Back in August 2013, I was able to produce a graph of Glyph Posts and Glyph Sales Compared over a small time period. It was a fun experiment which got some great feedback, questions and got the juices flowing. Then patch 5.4 hit, and my life in general got a whole lot busier. Fast forward to having a blast on Late Night with Stede, a whole lot of extra data, inspiration and...
... here is a big table of glyph posting and sales data across my three glyph posting characters.
So with more than 10,000 glyphs sold and more than 640k gold in revenue, I can answer that question. 6.25% of glyphs posted were sold over the course of just less than a year. That figure is an average. Looking through the data, there are times when Twitche went to the trouble of posting almost 500 glyphs to get 0 sales.
On to my reader question which has taken far too long to answer. How often do I sell more than one of a specific glyph? To get this data, I broke down the data into sales periods that last from the time a character posts glyphs, until the next time they post. With the assumption that there are fairly regular undercuts (helped by me posting at most twice per day, mostly once and sometimes not at all) I can get a sense if it is worth multi-posting. It was pretty encouraging to see that by posting two of every glyph that I sell an extra 15%. When you consider the efficiency of turning a scroll-wheel a few extra turns (as opposed to logging in at another time, and sitting through the ~100 page scan) I'm pleased with that result.
Finally, not all glyphs are created equal. Nothing demonstrates this better than patch 5.4 and the introduction of new glyphs, which for an experienced scribe, were much harder to collect than any of the glyphs to date. When patch 5.4 hit, I added another glyph poster to my operation. Let's call him 'Awesomesauce'. Awesomesauce was in charge of posting all the new glyphs from 5.4, and it didn't feel like he was doing that well. He'd only post 40+ glyphs (yes, I've been slack at obtaining many of the new ones) and he would often come back with one or two sales. However, once the data was aggregated, and my estimation bias (or sad-panda syndrome) was corrected with facts, I could see he was kicking ass. He had a sales conversion rate of three times my other two posters, and more than a quarter of his sales were from multi-posted glyphs. It makes complete sense, since the market for brand new glyphs is much larger than glyphs that have already been learned by the bulk of current players. However, even when it takes him a fraction of the time to post than the other two, it is hard to reconcile getting 250g out of the mailbox and calling that a 'good day'...

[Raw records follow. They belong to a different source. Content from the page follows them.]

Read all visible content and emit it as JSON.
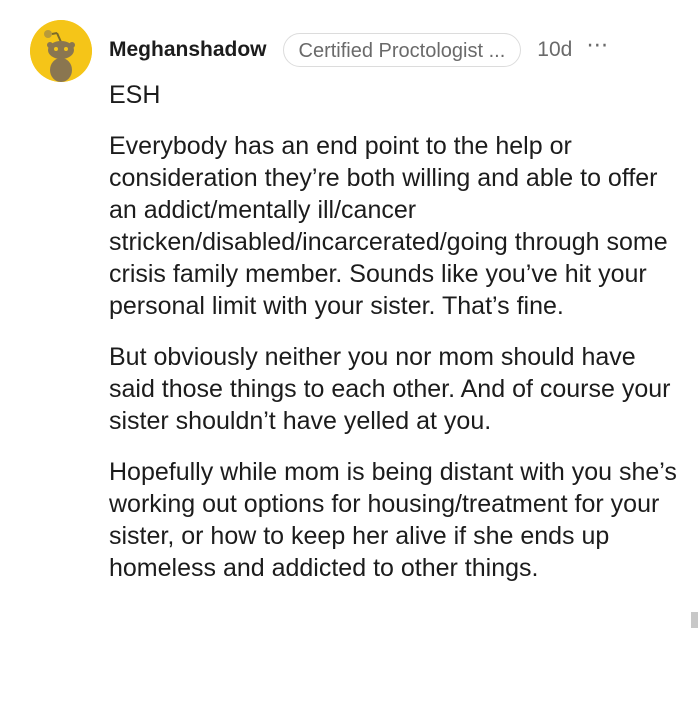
{
  "comment": {
    "username": "Meghanshadow",
    "flair": "Certified Proctologist ...",
    "timestamp": "10d",
    "more_icon": "⋯",
    "paragraphs": [
      "ESH",
      "Everybody has an end point to the help or consideration they’re both willing and able to offer an addict/mentally ill/cancer stricken/disabled/incarcerated/going through some crisis family member. Sounds like you’ve hit your personal limit with your sister. That’s fine.",
      "But obviously neither you nor mom should have said those things to each other. And of course your sister shouldn’t have yelled at you.",
      "Hopefully while mom is being distant with you she’s working out options for housing/treatment for your sister, or how to keep her alive if she ends up homeless and addicted to other things."
    ]
  },
  "colors": {
    "avatar_bg": "#f5c518",
    "text": "#1c1c1c",
    "muted": "#6a6a6a",
    "flair_border": "#dcdcdc"
  }
}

... which brings me full circle to the point of this post. The glyph market is a rewarding and profitable market. In my experience, it doesn't need to be micro-managed or even have cancel / repost cycles. The margins are great even if you have competitors that make crazy alchemists look like tycoons of industry. If you are selling 1 in every 20 glyphs posted, don't be discouraged! What really matters is how long it takes you to make the inevitable profit.
Time is money, friend!